Lost on a Maine Mountain

Speaking of classics, I don't know a little boy who doesn't thrill to the tale of Donn Fendler, who spent nine days lost in the North Woods and somehow survived. Seventy years ago this week, the twelve-year old Boy Scout from Rye, New York was climbing Mount Katahdin (Maine's tallest peak) when he got separated from his party in a thick blanket of fog. He ended up wandering, lost and alone, while 350 searchers combed the area for what many presumed would be his dead body. But despite an early series of rash decisions, his Boy Scout skills — and a whole lot of luck — kept him alive. On July 26, 1939 Donn Fendler emerged from the forest; exhausted, emaciated, and dressed only in his underwear, he came upon a remote hunting camp where he was finally rescued. In the days that followed, he became a national hero and even received a medal from President Franklin D. Roosevelt.

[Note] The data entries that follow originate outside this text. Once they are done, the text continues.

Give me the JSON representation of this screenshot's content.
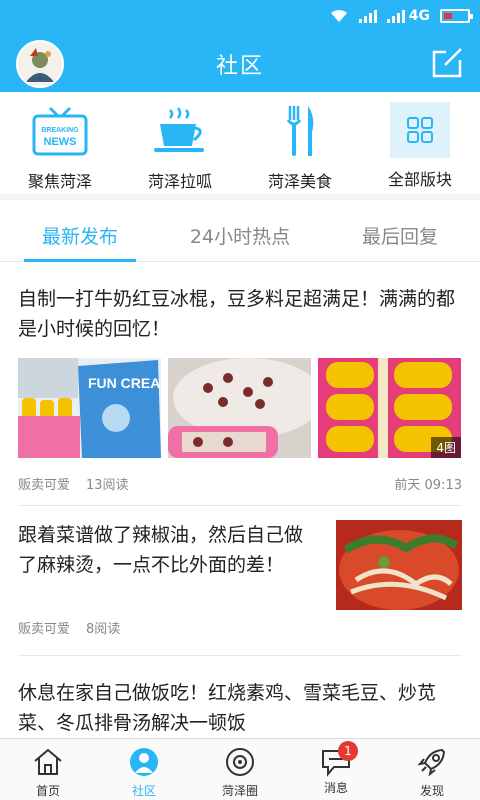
{
  "status_bar": {
    "network": "4G"
  },
  "header": {
    "title": "社区"
  },
  "quick_links": [
    {
      "label": "聚焦菏泽",
      "icon": "news-tv-icon",
      "badge_text": "BREAKING NEWS"
    },
    {
      "label": "菏泽拉呱",
      "icon": "coffee-cup-icon"
    },
    {
      "label": "菏泽美食",
      "icon": "fork-knife-icon"
    },
    {
      "label": "全部版块",
      "icon": "grid-icon"
    }
  ],
  "tabs": [
    {
      "label": "最新发布",
      "active": true
    },
    {
      "label": "24小时热点",
      "active": false
    },
    {
      "label": "最后回复",
      "active": false
    }
  ],
  "posts": [
    {
      "title": "自制一打牛奶红豆冰棍，豆多料足超满足！满满的都是小时候的回忆！",
      "author": "贩卖可爱",
      "reads": "13阅读",
      "time": "前天 09:13",
      "image_count": "4图",
      "photo_text": "FUN CREAM"
    },
    {
      "title": "跟着菜谱做了辣椒油，然后自己做了麻辣烫，一点不比外面的差！",
      "author": "贩卖可爱",
      "reads": "8阅读"
    },
    {
      "title": "休息在家自己做饭吃！红烧素鸡、雪菜毛豆、炒苋菜、冬瓜排骨汤解决一顿饭"
    }
  ],
  "bottom_nav": [
    {
      "label": "首页",
      "icon": "home-icon"
    },
    {
      "label": "社区",
      "icon": "community-icon",
      "active": true
    },
    {
      "label": "菏泽圈",
      "icon": "circle-icon"
    },
    {
      "label": "消息",
      "icon": "message-icon",
      "badge": "1"
    },
    {
      "label": "发现",
      "icon": "rocket-icon"
    }
  ],
  "colors": {
    "accent": "#29b6f6",
    "badge": "#e53935"
  }
}
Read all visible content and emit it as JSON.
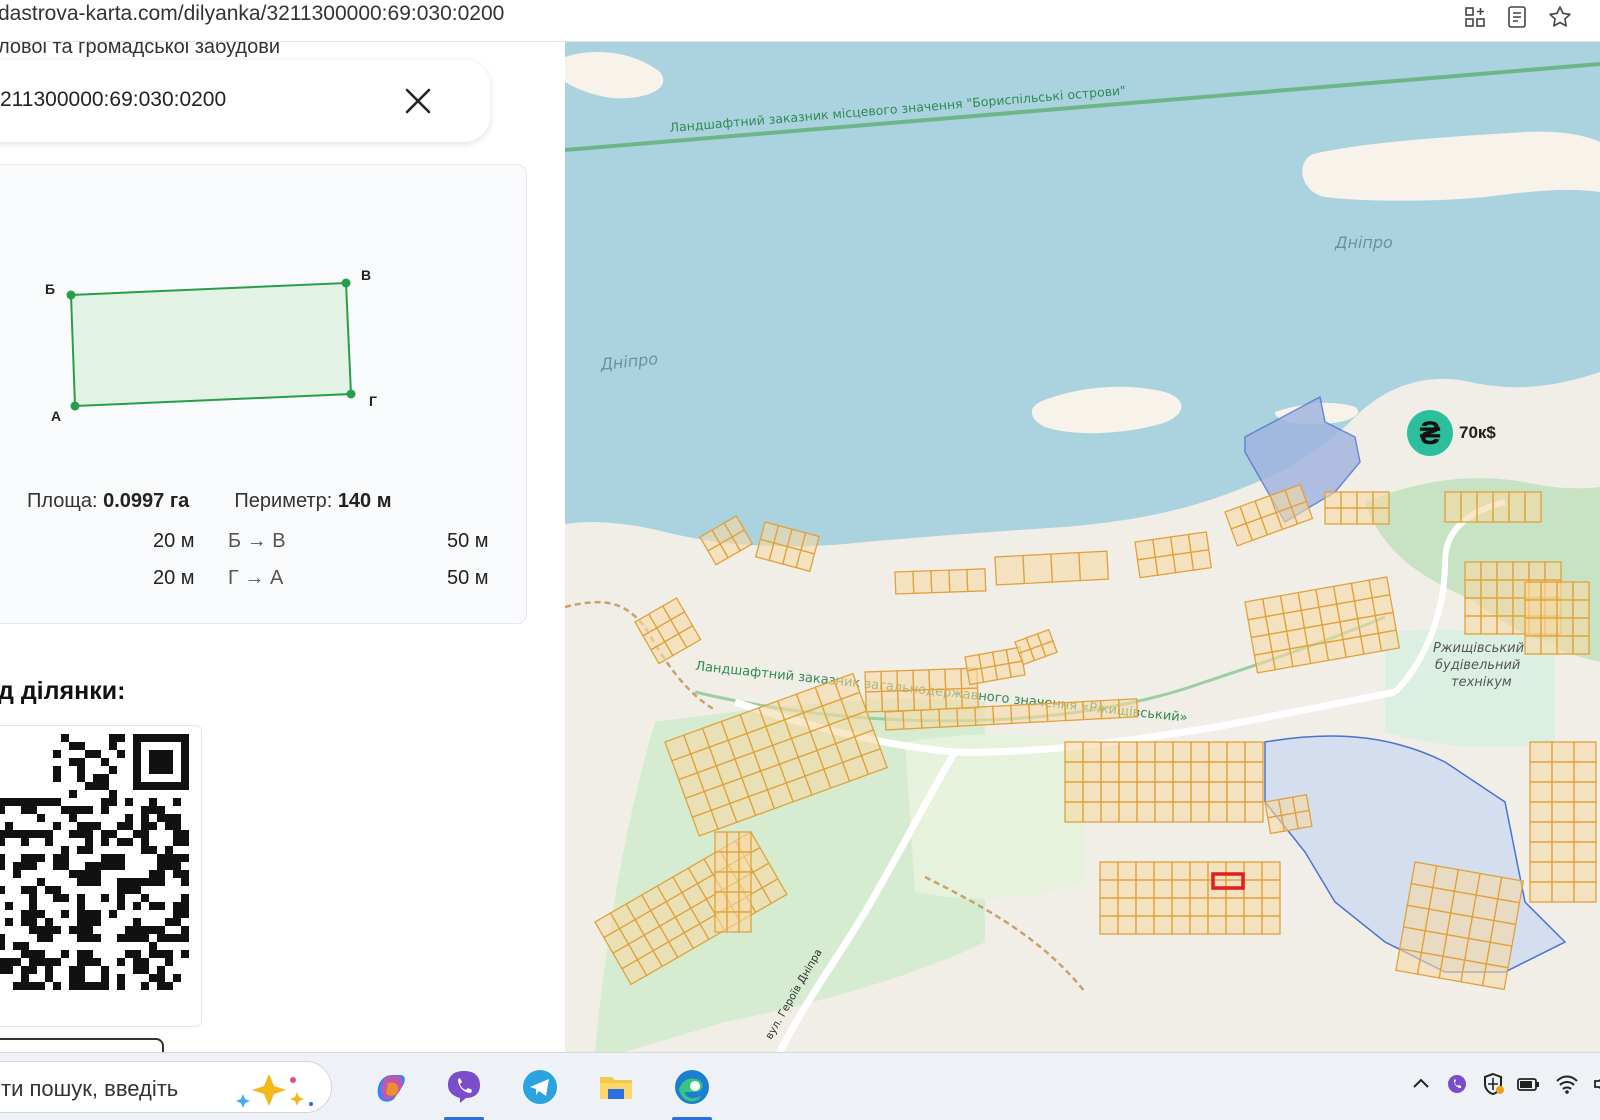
{
  "browser": {
    "url": "dastrova-karta.com/dilyanka/3211300000:69:030:0200"
  },
  "panel": {
    "prev_title": "ловоі та громадськоі забудови",
    "search": {
      "value": "211300000:69:030:0200"
    },
    "parcel": {
      "vertices": [
        "А",
        "Б",
        "В",
        "Г"
      ],
      "area_label": "Площа:",
      "area_value": "0.0997 га",
      "perimeter_label": "Периметр:",
      "perimeter_value": "140 м",
      "edges": [
        {
          "left_length": "20 м",
          "name": "Б → В",
          "right_length": "50 м"
        },
        {
          "left_length": "20 м",
          "name": "Г → А",
          "right_length": "50 м"
        }
      ]
    },
    "qr_title": "д ділянки:"
  },
  "map": {
    "labels": {
      "reserve_top": "Ландшафтний заказник місцевого значення \"Бориспільські острови\"",
      "river_right": "Дніпро",
      "river_left": "Дніпро",
      "reserve_mid": "Ландшафтний заказник загальнодержавного значення «Ржищівський»",
      "college_1": "Ржищівський",
      "college_2": "будівельний",
      "college_3": "технікум",
      "street": "вул. Героїв Дніпра"
    },
    "price_badge": {
      "symbol": "₴",
      "value": "70к$"
    },
    "colors": {
      "water": "#aad3df",
      "land": "#f1eee8",
      "parcel_fill": "#f7d9a4",
      "parcel_stroke": "#e0a23a",
      "reserve_green": "#2f9e5c",
      "highlight": "#e11d1d"
    }
  },
  "taskbar": {
    "search_text": "ти пошук, введіть",
    "apps": [
      "copilot-icon",
      "viber-icon",
      "telegram-icon",
      "file-explorer-icon",
      "edge-icon"
    ]
  }
}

Seventy years later, Maine's original "lost boy" still gives talks to school kids on the importance of being prepared before one enters the woods.